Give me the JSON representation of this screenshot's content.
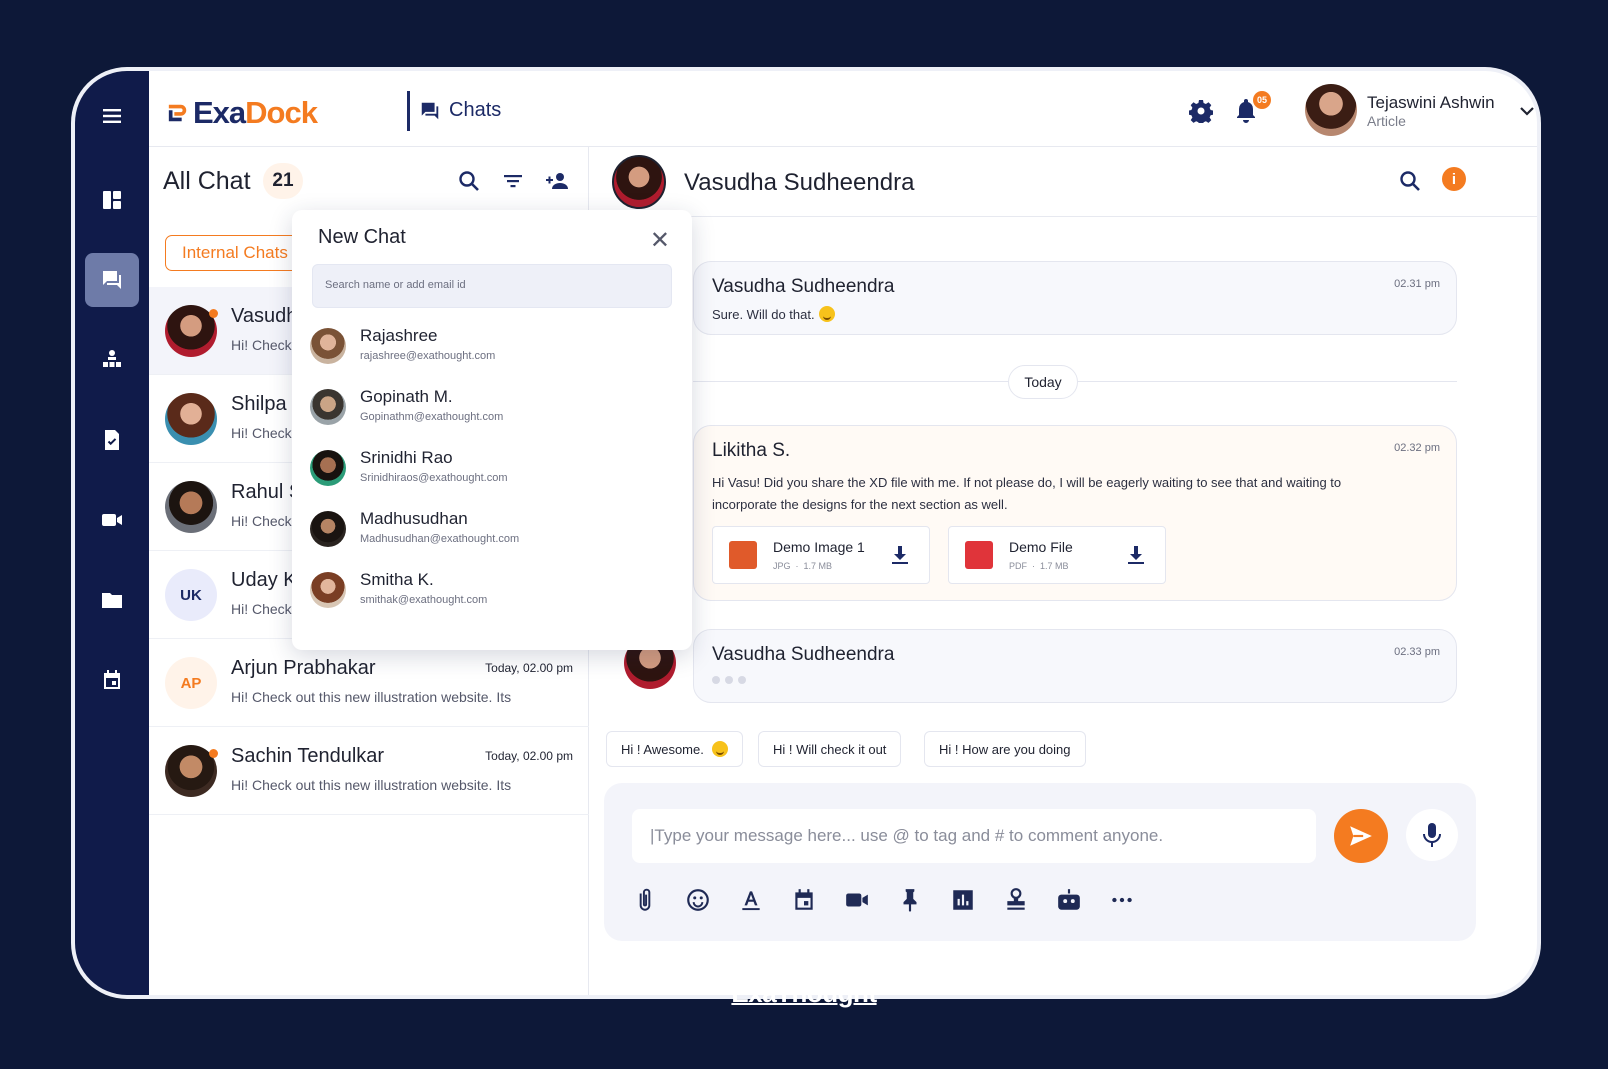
{
  "app": {
    "brand_left": "Exa",
    "brand_right": "Dock",
    "section": "Chats"
  },
  "notifications": {
    "count": "05"
  },
  "user": {
    "name": "Tejaswini Ashwin",
    "role": "Article"
  },
  "left": {
    "title": "All Chat",
    "count": "21",
    "tab_internal": "Internal Chats",
    "chats": [
      {
        "name": "Vasudha Sudheendra",
        "preview": "Hi! Check out this new illustration website. Its",
        "time": ""
      },
      {
        "name": "Shilpa Shetty",
        "preview": "Hi! Check out this new illustration website. Its",
        "time": ""
      },
      {
        "name": "Rahul Sharma",
        "preview": "Hi! Check out this new illustration website. Its",
        "time": ""
      },
      {
        "name": "Uday Kumar",
        "initials": "UK",
        "preview": "Hi! Check out this new illustration website. Its",
        "time": ""
      },
      {
        "name": "Arjun Prabhakar",
        "initials": "AP",
        "preview": "Hi! Check out this new illustration website. Its",
        "time": "Today, 02.00 pm"
      },
      {
        "name": "Sachin Tendulkar",
        "preview": "Hi! Check out this new illustration website. Its",
        "time": "Today, 02.00 pm"
      }
    ]
  },
  "new_chat": {
    "title": "New Chat",
    "search_placeholder": "Search name or add email id",
    "contacts": [
      {
        "name": "Rajashree",
        "email": "rajashree@exathought.com"
      },
      {
        "name": "Gopinath M.",
        "email": "Gopinathm@exathought.com"
      },
      {
        "name": "Srinidhi Rao",
        "email": "Srinidhiraos@exathought.com"
      },
      {
        "name": "Madhusudhan",
        "email": "Madhusudhan@exathought.com"
      },
      {
        "name": "Smitha K.",
        "email": "smithak@exathought.com"
      }
    ]
  },
  "conversation": {
    "contact": "Vasudha Sudheendra",
    "messages": [
      {
        "sender": "Vasudha Sudheendra",
        "time": "02.31 pm",
        "text": "Sure. Will do that."
      },
      {
        "sender": "Likitha S.",
        "time": "02.32 pm",
        "text": "Hi Vasu! Did you share the XD file with me. If not please do, I will be eagerly waiting to see that and waiting to incorporate the designs for the next section as well."
      },
      {
        "sender": "Vasudha Sudheendra",
        "time": "02.33 pm",
        "text": ""
      }
    ],
    "day_separator": "Today",
    "attachments": [
      {
        "name": "Demo Image 1",
        "type": "JPG",
        "size": "1.7 MB"
      },
      {
        "name": "Demo File",
        "type": "PDF",
        "size": "1.7 MB"
      }
    ],
    "quick_replies": [
      "Hi ! Awesome.",
      "Hi ! Will check it out",
      "Hi ! How are you doing"
    ]
  },
  "composer": {
    "placeholder": "|Type your message here... use @ to tag and # to comment anyone.",
    "tools": [
      "attach-icon",
      "emoji-icon",
      "text-format-icon",
      "calendar-icon",
      "video-icon",
      "pin-icon",
      "poll-icon",
      "stamp-icon",
      "bot-icon",
      "more-icon"
    ]
  },
  "footer": {
    "brand": "ExaThought"
  },
  "colors": {
    "accent": "#f47b20",
    "navy": "#101b4a",
    "background": "#0d1838"
  }
}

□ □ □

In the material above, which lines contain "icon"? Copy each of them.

Answer to this problem -
      "attach-icon",
      "emoji-icon",
      "text-format-icon",
      "calendar-icon",
      "video-icon",
      "pin-icon",
      "poll-icon",
      "stamp-icon",
      "bot-icon",
      "more-icon"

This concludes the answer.